Data extracted from a collection:
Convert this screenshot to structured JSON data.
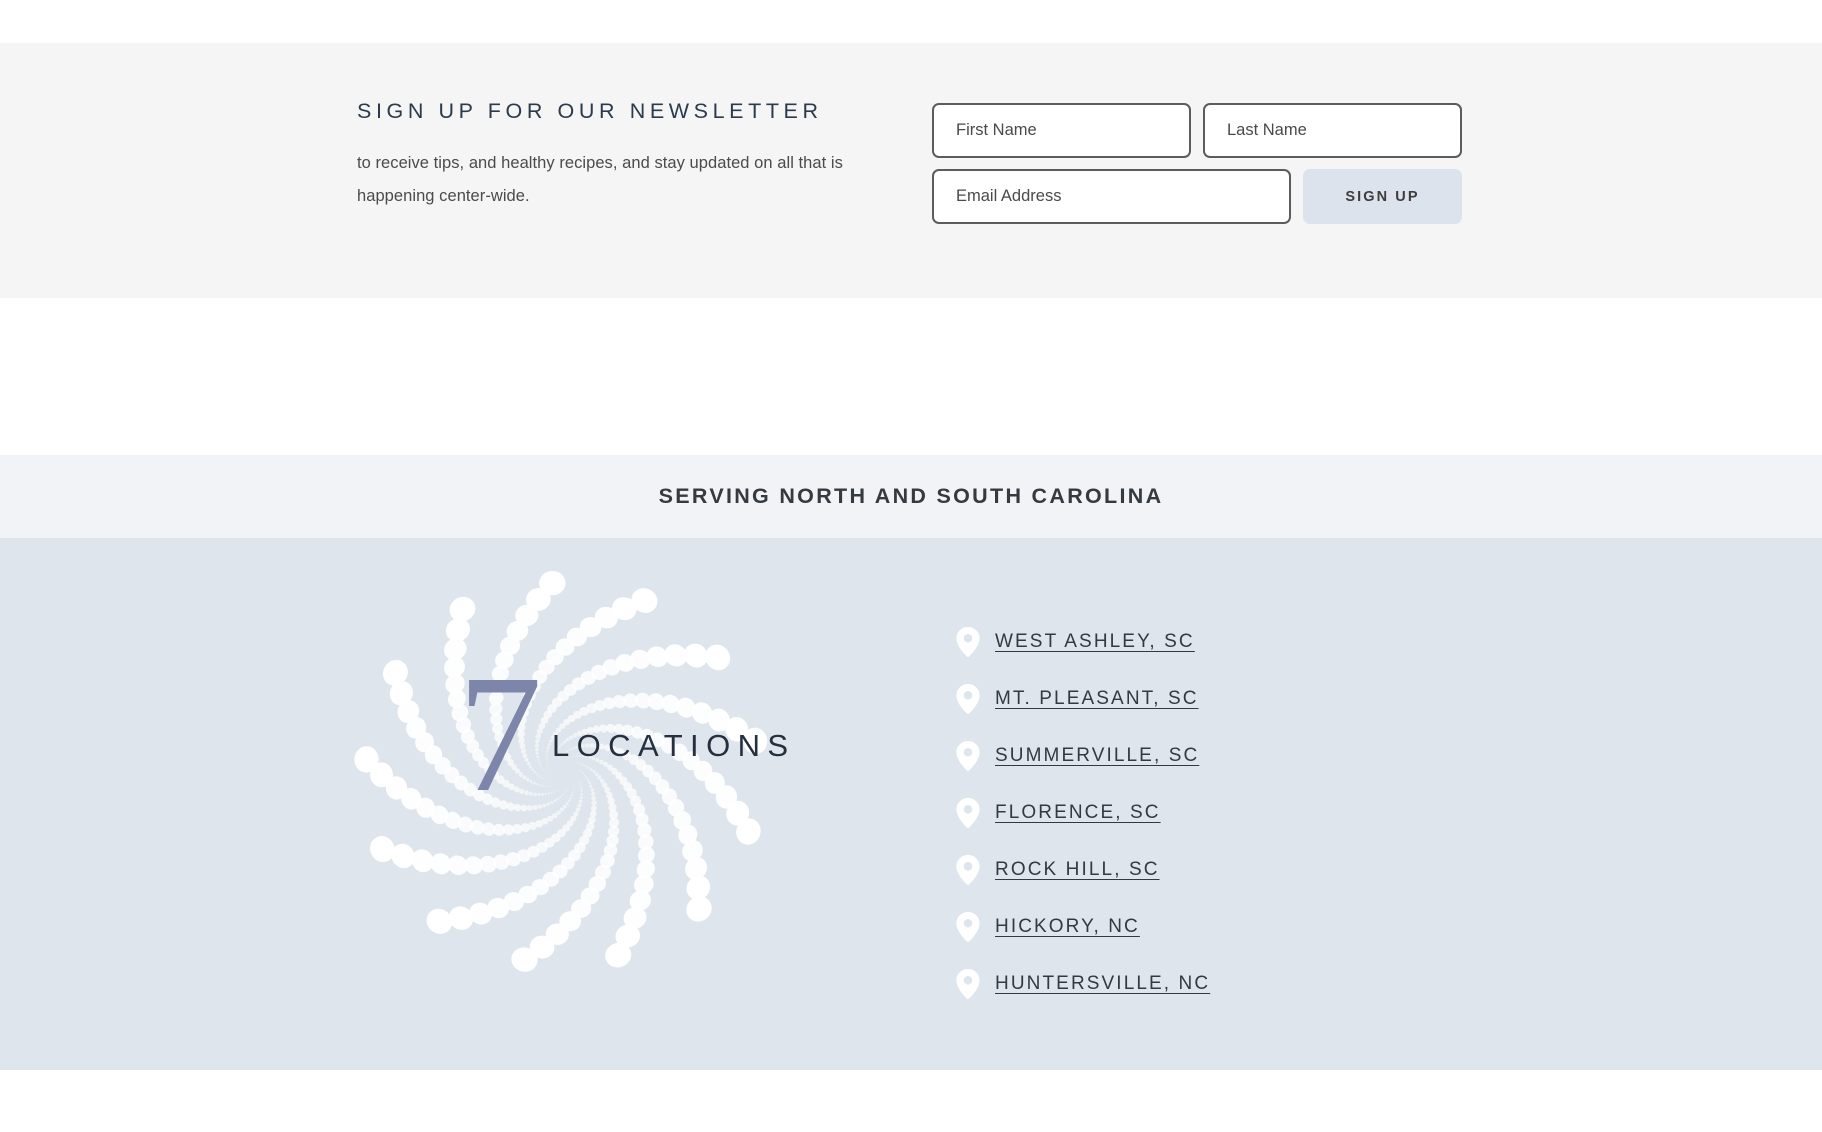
{
  "newsletter": {
    "heading": "SIGN UP FOR OUR NEWSLETTER",
    "subtext": "to receive tips, and healthy recipes, and stay updated on all that is happening center-wide.",
    "fields": {
      "first_name_placeholder": "First Name",
      "first_name_value": "",
      "last_name_placeholder": "Last Name",
      "last_name_value": "",
      "email_placeholder": "Email Address",
      "email_value": ""
    },
    "submit_label": "SIGN UP",
    "colors": {
      "band_background": "#f5f5f5",
      "heading_text": "#2c3a4d",
      "field_border": "#5c5c5c",
      "button_background": "#dde3ec",
      "button_text": "#3d3d3d"
    }
  },
  "serving_banner": {
    "title": "SERVING NORTH AND SOUTH CAROLINA",
    "background": "#f2f3f7",
    "text_color": "#343a40"
  },
  "locations_section": {
    "background": "#dfe5ec",
    "logo": {
      "number": "7",
      "word": "LOCATIONS",
      "number_color": "#7d85ab",
      "word_color": "#25303f",
      "dot_color": "#ffffff",
      "icon_name": "dotted-spiral-logo"
    },
    "list_icon": "map-pin-icon",
    "items": [
      {
        "label": "WEST ASHLEY, SC"
      },
      {
        "label": "MT. PLEASANT, SC"
      },
      {
        "label": "SUMMERVILLE, SC"
      },
      {
        "label": "FLORENCE, SC"
      },
      {
        "label": "ROCK HILL, SC"
      },
      {
        "label": "HICKORY, NC"
      },
      {
        "label": "HUNTERSVILLE, NC"
      }
    ]
  }
}
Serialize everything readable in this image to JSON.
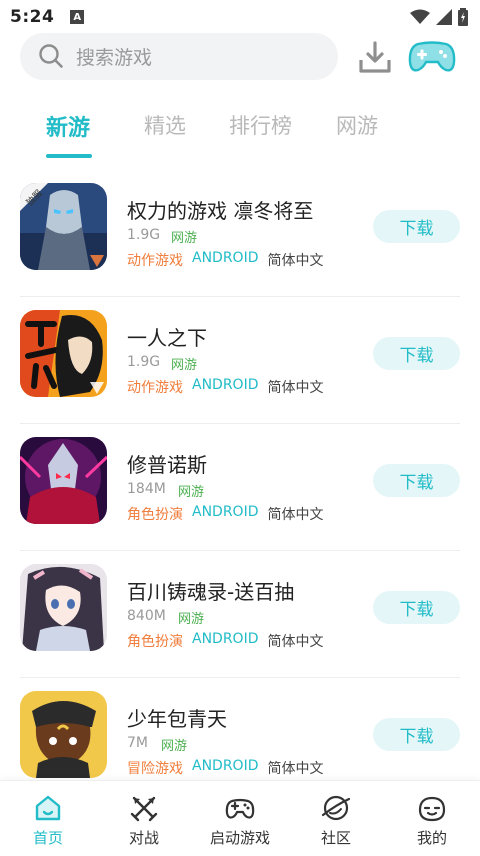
{
  "status": {
    "time": "5:24",
    "badge": "A"
  },
  "search": {
    "placeholder": "搜索游戏"
  },
  "tabs": [
    {
      "label": "新游",
      "active": true
    },
    {
      "label": "精选",
      "active": false
    },
    {
      "label": "排行榜",
      "active": false
    },
    {
      "label": "网游",
      "active": false
    }
  ],
  "games": [
    {
      "title": "权力的游戏 凛冬将至",
      "size": "1.9G",
      "type": "网游",
      "genre": "动作游戏",
      "platform": "ANDROID",
      "language": "简体中文",
      "button": "下载",
      "icon_badge": "独服"
    },
    {
      "title": "一人之下",
      "size": "1.9G",
      "type": "网游",
      "genre": "动作游戏",
      "platform": "ANDROID",
      "language": "简体中文",
      "button": "下载"
    },
    {
      "title": "修普诺斯",
      "size": "184M",
      "type": "网游",
      "genre": "角色扮演",
      "platform": "ANDROID",
      "language": "简体中文",
      "button": "下载"
    },
    {
      "title": "百川铸魂录-送百抽",
      "size": "840M",
      "type": "网游",
      "genre": "角色扮演",
      "platform": "ANDROID",
      "language": "简体中文",
      "button": "下载"
    },
    {
      "title": "少年包青天",
      "size": "7M",
      "type": "网游",
      "genre": "冒险游戏",
      "platform": "ANDROID",
      "language": "简体中文",
      "button": "下载"
    }
  ],
  "nav": [
    {
      "label": "首页",
      "icon": "home-icon",
      "active": true
    },
    {
      "label": "对战",
      "icon": "swords-icon",
      "active": false
    },
    {
      "label": "启动游戏",
      "icon": "gamepad-icon",
      "active": false
    },
    {
      "label": "社区",
      "icon": "planet-icon",
      "active": false
    },
    {
      "label": "我的",
      "icon": "face-icon",
      "active": false
    }
  ],
  "colors": {
    "accent": "#22bcc8",
    "genre": "#f07d3c",
    "netgame": "#4caf50",
    "dl_bg": "#e4f6f7"
  }
}
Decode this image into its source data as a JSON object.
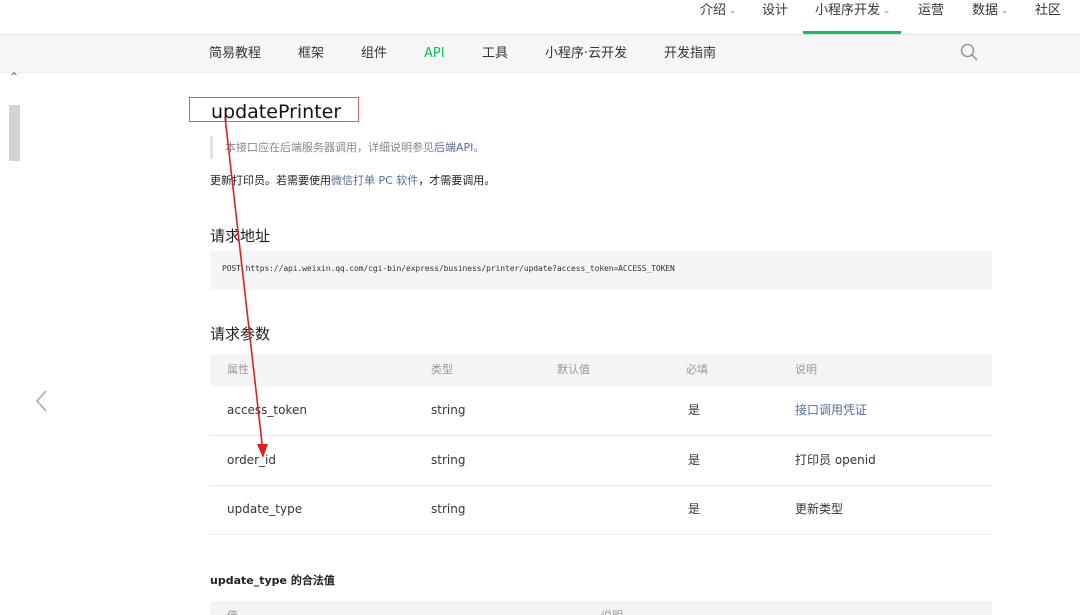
{
  "topnav": {
    "items": [
      {
        "label": "介绍",
        "dropdown": true
      },
      {
        "label": "设计",
        "dropdown": false
      },
      {
        "label": "小程序开发",
        "dropdown": true,
        "active": true
      },
      {
        "label": "运营",
        "dropdown": false
      },
      {
        "label": "数据",
        "dropdown": true
      },
      {
        "label": "社区",
        "dropdown": false
      }
    ],
    "accent": "#07c160"
  },
  "subnav": {
    "items": [
      {
        "label": "简易教程"
      },
      {
        "label": "框架"
      },
      {
        "label": "组件"
      },
      {
        "label": "API",
        "current": true
      },
      {
        "label": "工具"
      },
      {
        "label": "小程序·云开发"
      },
      {
        "label": "开发指南"
      }
    ],
    "search_icon": "search-icon"
  },
  "page": {
    "title": "updatePrinter",
    "note_prefix": "本接口应在后端服务器调用，详细说明参见",
    "note_link": "后端API",
    "note_suffix": "。",
    "desc_prefix": "更新打印员。若需要使用",
    "desc_link": "微信打单 PC 软件",
    "desc_suffix": "，才需要调用。",
    "request_url_heading": "请求地址",
    "request_url": "POST https://api.weixin.qq.com/cgi-bin/express/business/printer/update?access_token=ACCESS_TOKEN",
    "params_heading": "请求参数",
    "params_table": {
      "headers": [
        "属性",
        "类型",
        "默认值",
        "必填",
        "说明"
      ],
      "rows": [
        {
          "name": "access_token",
          "type": "string",
          "default": "",
          "required": "是",
          "desc": "接口调用凭证",
          "desc_is_link": true
        },
        {
          "name": "order_id",
          "type": "string",
          "default": "",
          "required": "是",
          "desc": "打印员 openid",
          "desc_is_link": false
        },
        {
          "name": "update_type",
          "type": "string",
          "default": "",
          "required": "是",
          "desc": "更新类型",
          "desc_is_link": false
        }
      ]
    },
    "enum_heading_code": "update_type",
    "enum_heading_text": " 的合法值",
    "enum_table_headers": [
      "值",
      "说明"
    ]
  },
  "colors": {
    "link": "#576b95",
    "annotation": "#e02020"
  }
}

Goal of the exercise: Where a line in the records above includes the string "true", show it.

Task solution:
      "active": true
      "active": true
        "dropdown": true
        "dropdown": true,
        "active": true
        "dropdown": true
        "current": true
          "desc_is_link": true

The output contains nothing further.